— Exercise prompt —
Output all of the entries exactly as they are given.

— Data —
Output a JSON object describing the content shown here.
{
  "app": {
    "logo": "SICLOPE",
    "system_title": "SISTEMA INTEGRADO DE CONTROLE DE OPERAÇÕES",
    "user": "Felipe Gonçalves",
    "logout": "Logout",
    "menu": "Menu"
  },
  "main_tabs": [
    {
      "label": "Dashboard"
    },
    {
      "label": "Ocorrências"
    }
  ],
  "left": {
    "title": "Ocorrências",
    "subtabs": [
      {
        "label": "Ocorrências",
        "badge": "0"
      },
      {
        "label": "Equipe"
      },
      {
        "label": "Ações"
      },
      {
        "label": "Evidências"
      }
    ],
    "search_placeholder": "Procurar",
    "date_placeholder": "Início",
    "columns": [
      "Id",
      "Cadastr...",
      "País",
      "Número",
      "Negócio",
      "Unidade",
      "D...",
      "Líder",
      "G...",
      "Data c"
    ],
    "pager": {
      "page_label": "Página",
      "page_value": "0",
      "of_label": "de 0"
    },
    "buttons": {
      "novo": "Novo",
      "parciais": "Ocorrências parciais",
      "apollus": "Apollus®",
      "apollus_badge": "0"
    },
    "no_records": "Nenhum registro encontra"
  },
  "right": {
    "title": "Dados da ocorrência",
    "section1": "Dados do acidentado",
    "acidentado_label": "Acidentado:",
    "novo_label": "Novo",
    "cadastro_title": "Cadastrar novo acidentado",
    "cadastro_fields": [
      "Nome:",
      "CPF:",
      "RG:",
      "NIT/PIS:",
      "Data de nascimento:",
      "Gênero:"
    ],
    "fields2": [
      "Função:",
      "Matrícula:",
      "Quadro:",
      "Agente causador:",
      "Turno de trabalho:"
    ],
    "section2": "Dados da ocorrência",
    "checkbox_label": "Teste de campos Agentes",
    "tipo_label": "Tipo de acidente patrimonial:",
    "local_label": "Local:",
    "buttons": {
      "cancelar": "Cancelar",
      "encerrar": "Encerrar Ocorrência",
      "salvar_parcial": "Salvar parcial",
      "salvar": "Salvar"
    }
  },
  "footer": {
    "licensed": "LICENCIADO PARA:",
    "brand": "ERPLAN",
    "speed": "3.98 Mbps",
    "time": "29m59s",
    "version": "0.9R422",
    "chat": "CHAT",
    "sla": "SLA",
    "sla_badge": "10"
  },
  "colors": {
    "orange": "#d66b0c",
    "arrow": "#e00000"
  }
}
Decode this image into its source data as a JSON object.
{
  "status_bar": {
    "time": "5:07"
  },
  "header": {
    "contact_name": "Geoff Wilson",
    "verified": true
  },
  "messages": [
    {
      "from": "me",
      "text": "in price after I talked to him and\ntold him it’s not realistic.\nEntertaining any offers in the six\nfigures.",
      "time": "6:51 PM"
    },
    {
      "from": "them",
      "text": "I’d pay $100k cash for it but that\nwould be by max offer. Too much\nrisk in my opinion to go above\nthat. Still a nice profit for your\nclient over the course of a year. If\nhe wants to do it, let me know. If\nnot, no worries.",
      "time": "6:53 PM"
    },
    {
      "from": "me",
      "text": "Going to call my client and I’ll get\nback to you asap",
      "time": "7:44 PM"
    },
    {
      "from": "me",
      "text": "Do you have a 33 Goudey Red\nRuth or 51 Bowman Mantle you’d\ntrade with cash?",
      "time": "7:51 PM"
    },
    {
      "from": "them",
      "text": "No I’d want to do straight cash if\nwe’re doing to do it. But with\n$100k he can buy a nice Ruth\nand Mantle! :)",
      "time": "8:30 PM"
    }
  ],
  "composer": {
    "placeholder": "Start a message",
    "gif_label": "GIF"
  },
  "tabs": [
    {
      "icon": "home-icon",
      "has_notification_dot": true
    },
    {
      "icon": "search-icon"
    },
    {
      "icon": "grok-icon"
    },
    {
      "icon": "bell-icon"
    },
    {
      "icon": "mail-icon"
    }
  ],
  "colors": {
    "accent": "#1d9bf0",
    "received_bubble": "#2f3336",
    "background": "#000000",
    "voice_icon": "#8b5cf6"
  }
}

— Output below —
Output a JSON object describing the content shown here.
{
  "app": {
    "logo": "SICLOPE",
    "system_title": "SISTEMA INTEGRADO DE CONTROLE DE OPERAÇÕES",
    "user": "Felipe Gonçalves",
    "logout": "Logout",
    "menu": "Menu"
  },
  "main_tabs": [
    {
      "label": "Dashboard"
    },
    {
      "label": "Ocorrências"
    }
  ],
  "left": {
    "title": "Ocorrências",
    "subtabs": [
      {
        "label": "Ocorrências",
        "badge": "0"
      },
      {
        "label": "Equipe"
      },
      {
        "label": "Ações"
      },
      {
        "label": "Evidências"
      }
    ],
    "search_placeholder": "Procurar",
    "date_placeholder": "Início",
    "columns": [
      "Id",
      "Cadastr...",
      "País",
      "Número",
      "Negócio",
      "Unidade",
      "D...",
      "Líder",
      "G...",
      "Data c"
    ],
    "pager": {
      "page_label": "Página",
      "page_value": "0",
      "of_label": "de 0"
    },
    "buttons": {
      "novo": "Novo",
      "parciais": "Ocorrências parciais",
      "apollus": "Apollus®",
      "apollus_badge": "0"
    },
    "no_records": "Nenhum registro encontra"
  },
  "right": {
    "title": "Dados da ocorrência",
    "section1": "Dados do acidentado",
    "acidentado_label": "Acidentado:",
    "novo_label": "Novo",
    "cadastro_title": "Cadastrar novo acidentado",
    "cadastro_fields": [
      "Nome:",
      "CPF:",
      "RG:",
      "NIT/PIS:",
      "Data de nascimento:",
      "Gênero:"
    ],
    "fields2": [
      "Função:",
      "Matrícula:",
      "Quadro:",
      "Agente causador:",
      "Turno de trabalho:"
    ],
    "section2": "Dados da ocorrência",
    "checkbox_label": "Teste de campos Agentes",
    "tipo_label": "Tipo de acidente patrimonial:",
    "local_label": "Local:",
    "buttons": {
      "cancelar": "Cancelar",
      "encerrar": "Encerrar Ocorrência",
      "salvar_parcial": "Salvar parcial",
      "salvar": "Salvar"
    }
  },
  "footer": {
    "licensed": "LICENCIADO PARA:",
    "brand": "ERPLAN",
    "speed": "3.98 Mbps",
    "time": "29m59s",
    "version": "0.9R422",
    "chat": "CHAT",
    "sla": "SLA",
    "sla_badge": "10"
  },
  "colors": {
    "orange": "#d66b0c",
    "arrow": "#e00000"
  }
}
Decode this image into its source data as a JSON object.
{
  "status_bar": {
    "time": "5:07"
  },
  "header": {
    "contact_name": "Geoff Wilson",
    "verified": true
  },
  "messages": [
    {
      "from": "me",
      "text": "in price after I talked to him and\ntold him it’s not realistic.\nEntertaining any offers in the six\nfigures.",
      "time": "6:51 PM"
    },
    {
      "from": "them",
      "text": "I’d pay $100k cash for it but that\nwould be by max offer. Too much\nrisk in my opinion to go above\nthat. Still a nice profit for your\nclient over the course of a year. If\nhe wants to do it, let me know. If\nnot, no worries.",
      "time": "6:53 PM"
    },
    {
      "from": "me",
      "text": "Going to call my client and I’ll get\nback to you asap",
      "time": "7:44 PM"
    },
    {
      "from": "me",
      "text": "Do you have a 33 Goudey Red\nRuth or 51 Bowman Mantle you’d\ntrade with cash?",
      "time": "7:51 PM"
    },
    {
      "from": "them",
      "text": "No I’d want to do straight cash if\nwe’re doing to do it. But with\n$100k he can buy a nice Ruth\nand Mantle! :)",
      "time": "8:30 PM"
    }
  ],
  "composer": {
    "placeholder": "Start a message",
    "gif_label": "GIF"
  },
  "tabs": [
    {
      "icon": "home-icon",
      "has_notification_dot": true
    },
    {
      "icon": "search-icon"
    },
    {
      "icon": "grok-icon"
    },
    {
      "icon": "bell-icon"
    },
    {
      "icon": "mail-icon"
    }
  ],
  "colors": {
    "accent": "#1d9bf0",
    "received_bubble": "#2f3336",
    "background": "#000000",
    "voice_icon": "#8b5cf6"
  }
}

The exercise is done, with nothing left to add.